They can provide you with access to better rates, services, and options by negotiating with multiple carriers and service providers on your behalf. They can also help you optimize your shipping efficiency, accuracy, safety, and sustainability.
They can act as your single point of contact for all your export needs and provide you with consistent communication, coordination, tracking, reporting, and problem-solving throughout the export process. They can also reduce confusion about liability and responsibility in case of any issues or disputes.
By using a freight forwarder or customs broker, you can focus on your core business activities and leave the export logistics to them.
Challenges and risks involved in this process
Export logistics can involve various risks that can affect your export business negatively.
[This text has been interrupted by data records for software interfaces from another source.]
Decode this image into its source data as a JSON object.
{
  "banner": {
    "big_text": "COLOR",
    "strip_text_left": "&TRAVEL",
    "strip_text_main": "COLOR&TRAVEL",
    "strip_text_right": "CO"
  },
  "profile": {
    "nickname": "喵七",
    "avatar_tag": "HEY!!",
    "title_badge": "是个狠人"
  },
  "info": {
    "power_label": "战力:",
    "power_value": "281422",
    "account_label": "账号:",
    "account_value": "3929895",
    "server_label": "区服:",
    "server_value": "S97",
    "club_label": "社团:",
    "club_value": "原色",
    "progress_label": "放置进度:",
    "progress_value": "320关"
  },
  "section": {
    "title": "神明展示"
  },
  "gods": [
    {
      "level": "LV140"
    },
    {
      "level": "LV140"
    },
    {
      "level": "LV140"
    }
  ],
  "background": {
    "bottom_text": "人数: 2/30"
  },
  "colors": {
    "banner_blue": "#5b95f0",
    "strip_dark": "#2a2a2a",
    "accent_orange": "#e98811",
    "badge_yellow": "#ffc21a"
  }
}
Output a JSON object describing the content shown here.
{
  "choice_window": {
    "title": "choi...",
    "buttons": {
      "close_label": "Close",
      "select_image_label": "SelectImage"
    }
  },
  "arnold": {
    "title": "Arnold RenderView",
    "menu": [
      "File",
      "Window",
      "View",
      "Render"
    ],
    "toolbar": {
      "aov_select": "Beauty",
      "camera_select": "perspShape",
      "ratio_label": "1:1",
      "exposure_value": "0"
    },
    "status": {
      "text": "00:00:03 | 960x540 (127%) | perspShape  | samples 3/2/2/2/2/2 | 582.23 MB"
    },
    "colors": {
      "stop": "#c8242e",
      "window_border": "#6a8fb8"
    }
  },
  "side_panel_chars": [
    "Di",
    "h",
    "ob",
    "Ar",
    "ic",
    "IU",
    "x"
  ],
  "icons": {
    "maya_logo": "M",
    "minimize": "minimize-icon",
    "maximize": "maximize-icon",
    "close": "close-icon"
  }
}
Some of these risks are:
- Credit risk: This is the risk of not getting paid by your buyer or getting paid late or fraudulently. You can avoid this risk by verifying the creditworthiness and reputation of your buyer, using secure payment methods, and getting credit insurance.
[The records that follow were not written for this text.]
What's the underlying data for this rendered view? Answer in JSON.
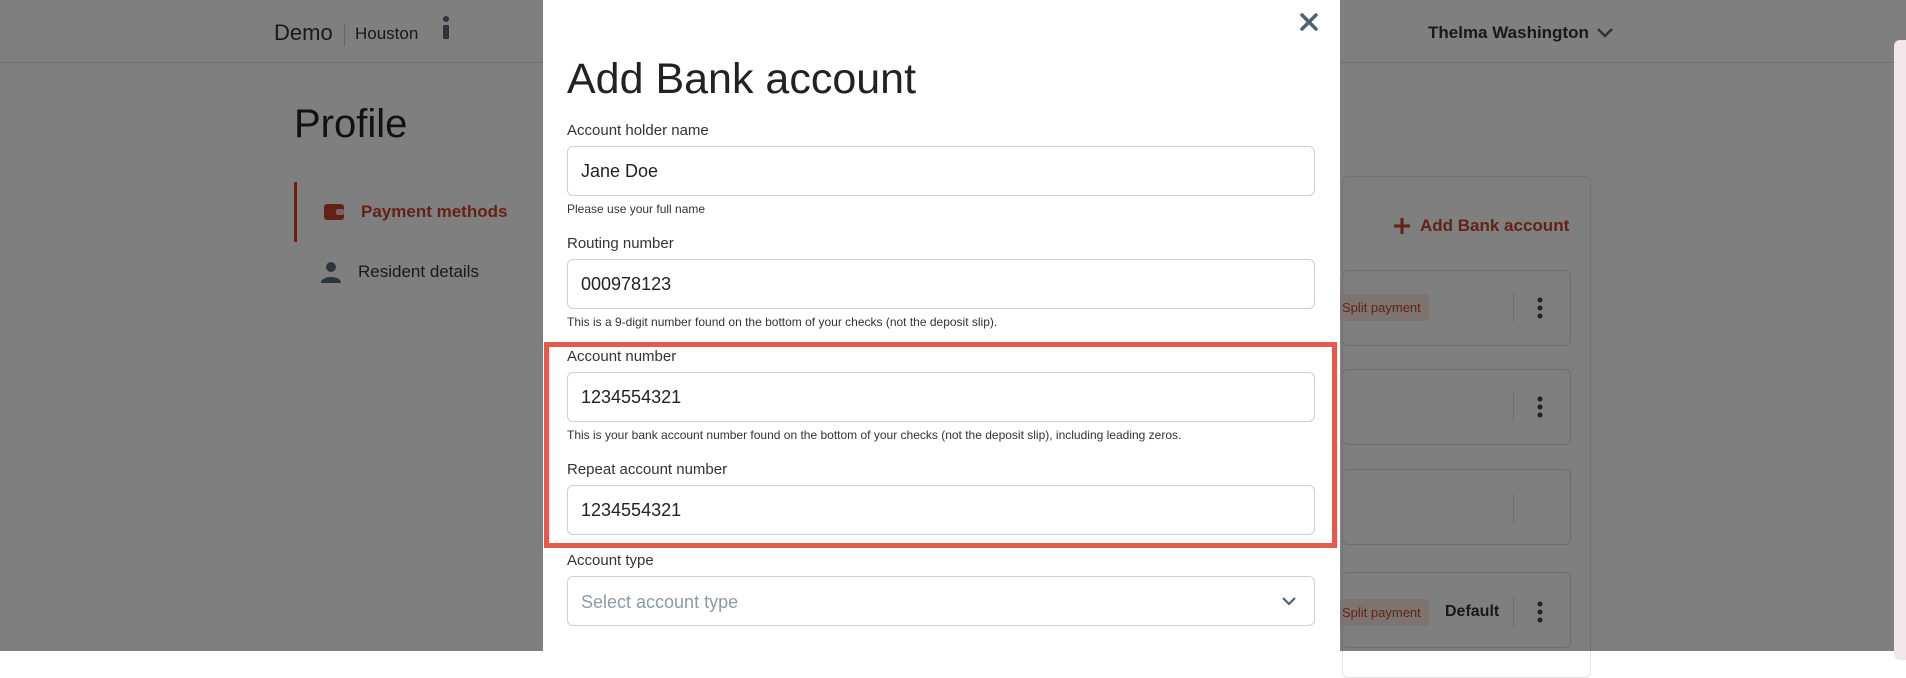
{
  "topbar": {
    "brand": "Demo",
    "city": "Houston",
    "info_icon": "info-icon",
    "user_name": "Thelma Washington",
    "user_menu_icon": "chevron-down-icon"
  },
  "page": {
    "title": "Profile"
  },
  "sidebar": {
    "items": [
      {
        "label": "Payment methods",
        "icon": "wallet-icon",
        "active": true
      },
      {
        "label": "Resident details",
        "icon": "person-icon",
        "active": false
      }
    ]
  },
  "payment_methods": {
    "add_label": "Add Bank account",
    "split_label": "Split payment",
    "default_label": "Default"
  },
  "modal": {
    "title": "Add Bank account",
    "close_icon": "close-icon",
    "fields": {
      "holder": {
        "label": "Account holder name",
        "value": "Jane Doe",
        "help": "Please use your full name"
      },
      "routing": {
        "label": "Routing number",
        "value": "000978123",
        "help": "This is a 9-digit number found on the bottom of your checks (not the deposit slip)."
      },
      "account": {
        "label": "Account number",
        "value": "1234554321",
        "help": "This is your bank account number found on the bottom of your checks (not the deposit slip), including leading zeros."
      },
      "repeat": {
        "label": "Repeat account number",
        "value": "1234554321"
      },
      "type": {
        "label": "Account type",
        "placeholder": "Select account type"
      }
    }
  },
  "colors": {
    "accent": "#c8452c",
    "highlight": "#e55a4f"
  }
}
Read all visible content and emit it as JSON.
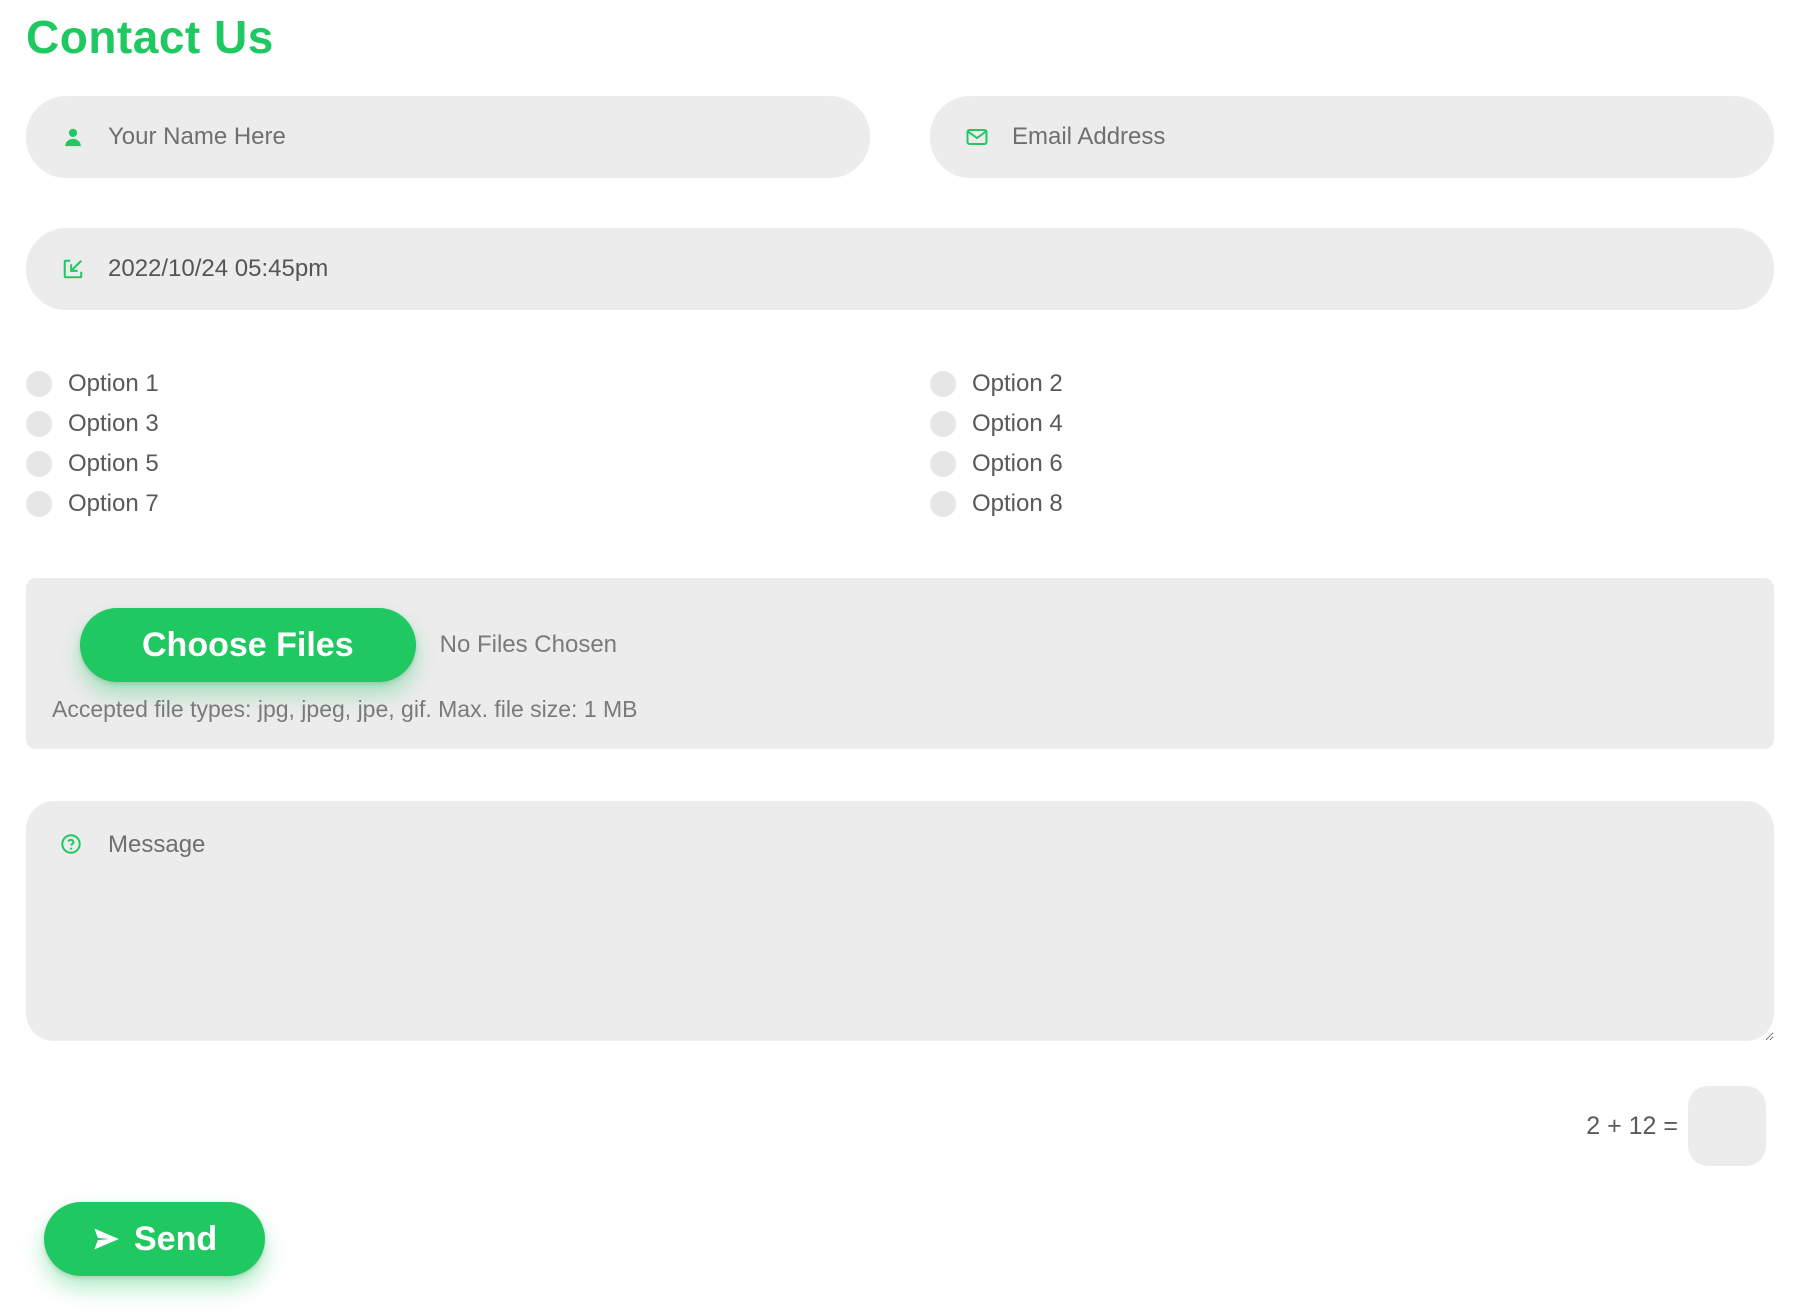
{
  "title": "Contact Us",
  "name": {
    "placeholder": "Your Name Here",
    "value": ""
  },
  "email": {
    "placeholder": "Email Address",
    "value": ""
  },
  "datetime": {
    "value": "2022/10/24 05:45pm"
  },
  "checkboxes": [
    {
      "label": "Option 1",
      "checked": false
    },
    {
      "label": "Option 2",
      "checked": false
    },
    {
      "label": "Option 3",
      "checked": false
    },
    {
      "label": "Option 4",
      "checked": false
    },
    {
      "label": "Option 5",
      "checked": false
    },
    {
      "label": "Option 6",
      "checked": false
    },
    {
      "label": "Option 7",
      "checked": false
    },
    {
      "label": "Option 8",
      "checked": false
    }
  ],
  "file": {
    "choose_label": "Choose Files",
    "status": "No Files Chosen",
    "hint": "Accepted file types: jpg, jpeg, jpe, gif. Max. file size: 1 MB"
  },
  "message": {
    "placeholder": "Message",
    "value": ""
  },
  "captcha": {
    "question": "2 + 12 =",
    "value": ""
  },
  "send_label": "Send",
  "colors": {
    "accent": "#1fc861",
    "field_bg": "#ececec"
  }
}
- Cargo loss and damage: This is the risk of losing or damaging your goods during transportation due to accidents, theft, mishandling, weather, or other causes. You can avoid this risk by packing your goods properly, choosing reliable carriers and routes, tracking your shipments, and getting cargo insurance.
- Transit risks: This is the risk of delays or disruptions in your shipments due to customs clearance, unforeseen tariffs, inspections, documentation errors, political instability, strikes, or other factors. You can avoid this risk by understanding the border control and distribution laws of your destination countries, preparing accurate and complete documents, and having contingency plans for alternative routes or modes of transportation.
- Foreign exchange risks: This is the risk of losing money due to fluctuations in currency exchange rates between the time you agree on a price with your buyer and the time you receive payment. You can avoid this risk by using forward contracts, currency options, or other hedging instruments to lock in a favorable exchange rate at the time of contract signing.
- Quality risks: This is the risk of delivering defective or substandard products to your buyer that do not meet their expectations or requirements. You can avoid this risk by ensuring quality control at every stage of production, testing, and packaging and by following international standards and certifications for your products.
- Natural calamity risks: This is the risk of facing natural disasters such as earthquakes, floods, storms, or pandemics that can disrupt your supply chain or affect your market demand. You can avoid this risk by diversifying your suppliers, customers, and markets and by having business continuity plans and emergency funds to cope with unexpected situations.
By identifying and managing these risks in export logistics, you can reduce their impact on your export business.
Export logistics can involve various risks that can affect your export business negatively. However, by doing some research and planning ahead, you can avoid or mitigate these risks and ensure a smooth and successful export process.